A Harvard criminology student once found out that Nicolas Cage's appearance in movies seems to be strongly correlated with people drowning in swimming pools. Say what? Exactly. This is a good example of how an apparent correlation doesn't imply causation. This makes it irrelevant when it comes to preventing drownings.

To avoid such pitfalls in thinking, you need to carefully consider how you'll represent your dataset. For example, recording daily numbers against a timeline, calculating a baseline score, or finding a median can be the first step. Once you have a good representation of your data, you can start looking for connections with other data points.

Remember not to jump from correlation to causation too fast!

5. Draw Insights and Act on It

Once you have a record of your data — be it in the form of a table, graph, calendar, etc. — it's time for an important question. What does this mean for the future you?

Hopefully, by this time in your self-tracking experiment, you’ve gained enough self-awareness to decide this for yourself. Are you happy with how things are now? Would you like to change anything about this tracked aspect of your life? Or maybe you discovered that things are not nearly as bad as you thought?
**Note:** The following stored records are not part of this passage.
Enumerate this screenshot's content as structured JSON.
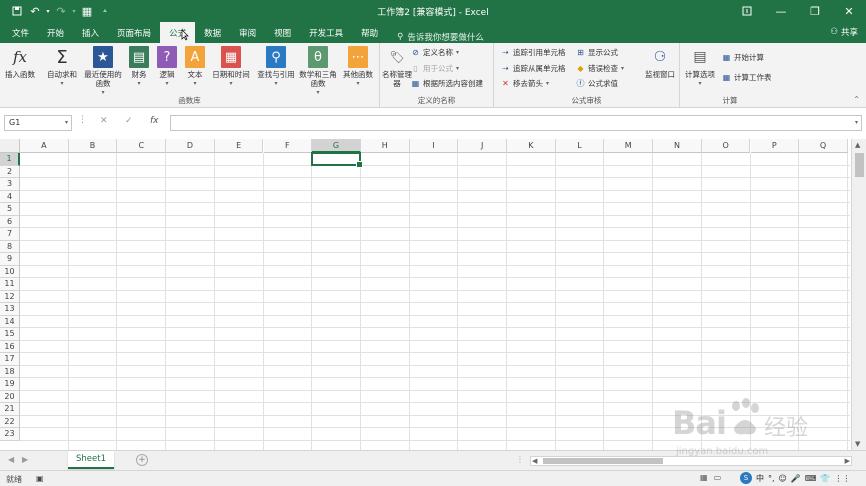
{
  "app": {
    "title": "工作簿2 [兼容模式] - Excel",
    "theme_color": "#217346"
  },
  "qat": {
    "save_icon": "save-icon",
    "undo_icon": "undo-icon",
    "redo_icon": "redo-icon",
    "form_icon": "form-icon",
    "customize_icon": "customize-icon"
  },
  "tabs": [
    "文件",
    "开始",
    "插入",
    "页面布局",
    "公式",
    "数据",
    "审阅",
    "视图",
    "开发工具",
    "帮助"
  ],
  "active_tab": "公式",
  "tellme": "告诉我你想要做什么",
  "share": "共享",
  "ribbon": {
    "groups": {
      "function_library": {
        "label": "函数库",
        "buttons": [
          "插入函数",
          "自动求和",
          "最近使用的函数",
          "财务",
          "逻辑",
          "文本",
          "日期和时间",
          "查找与引用",
          "数学和三角函数",
          "其他函数"
        ]
      },
      "defined_names": {
        "label": "定义的名称",
        "big": "名称管理器",
        "items": [
          "定义名称",
          "用于公式",
          "根据所选内容创建"
        ]
      },
      "formula_auditing": {
        "label": "公式审核",
        "items": [
          "追踪引用单元格",
          "追踪从属单元格",
          "移去箭头",
          "显示公式",
          "错误检查",
          "公式求值"
        ],
        "big": "监视窗口"
      },
      "calculation": {
        "label": "计算",
        "big": "计算选项",
        "items": [
          "开始计算",
          "计算工作表"
        ]
      }
    }
  },
  "formula_bar": {
    "name_box": "G1",
    "cancel": "✕",
    "enter": "✓",
    "fx": "fx",
    "value": ""
  },
  "grid": {
    "columns": [
      "A",
      "B",
      "C",
      "D",
      "E",
      "F",
      "G",
      "H",
      "I",
      "J",
      "K",
      "L",
      "M",
      "N",
      "O",
      "P",
      "Q"
    ],
    "rows": [
      "1",
      "2",
      "3",
      "4",
      "5",
      "6",
      "7",
      "8",
      "9",
      "10",
      "11",
      "12",
      "13",
      "14",
      "15",
      "16",
      "17",
      "18",
      "19",
      "20",
      "21",
      "22",
      "23"
    ],
    "selected_cell": "G1",
    "selected_col": "G",
    "selected_row": "1"
  },
  "sheets": [
    "Sheet1"
  ],
  "status": {
    "mode": "就绪",
    "ime": [
      "中",
      "°,",
      "☺",
      "🎤",
      "⌨",
      "👕",
      "⋮⋮"
    ]
  },
  "watermark": {
    "logo": "Bai",
    "text": "经验",
    "url": "jingyan.baidu.com"
  }
}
Give yourself some time to reflect on your lifelogging journey before deciding what's next.

Start Self-Quantifying With Time Tracking

We may be biased, but we believe one of the most useful metrics for personal growth is how you spend your time. Time tracking has many benefits. Improving focus, identifying unhelpful patterns, and getting better at prioritizing tasks are just a few of them.

Ultimately, this isn't just about being able to report on how you spend your days. In the long run, tracking your time can shed light on many unconscious behaviors and deepen self-awareness. This can have far-reaching benefits in many areas of life.

Manual time tracking can be daunting and generate unnecessary stress. That's why we created Rize — a smart time-tracker that can be fully customized and integrated with your calendar. Try it now for 14 days, free of charge. It can be your first step into exploring your quantified self.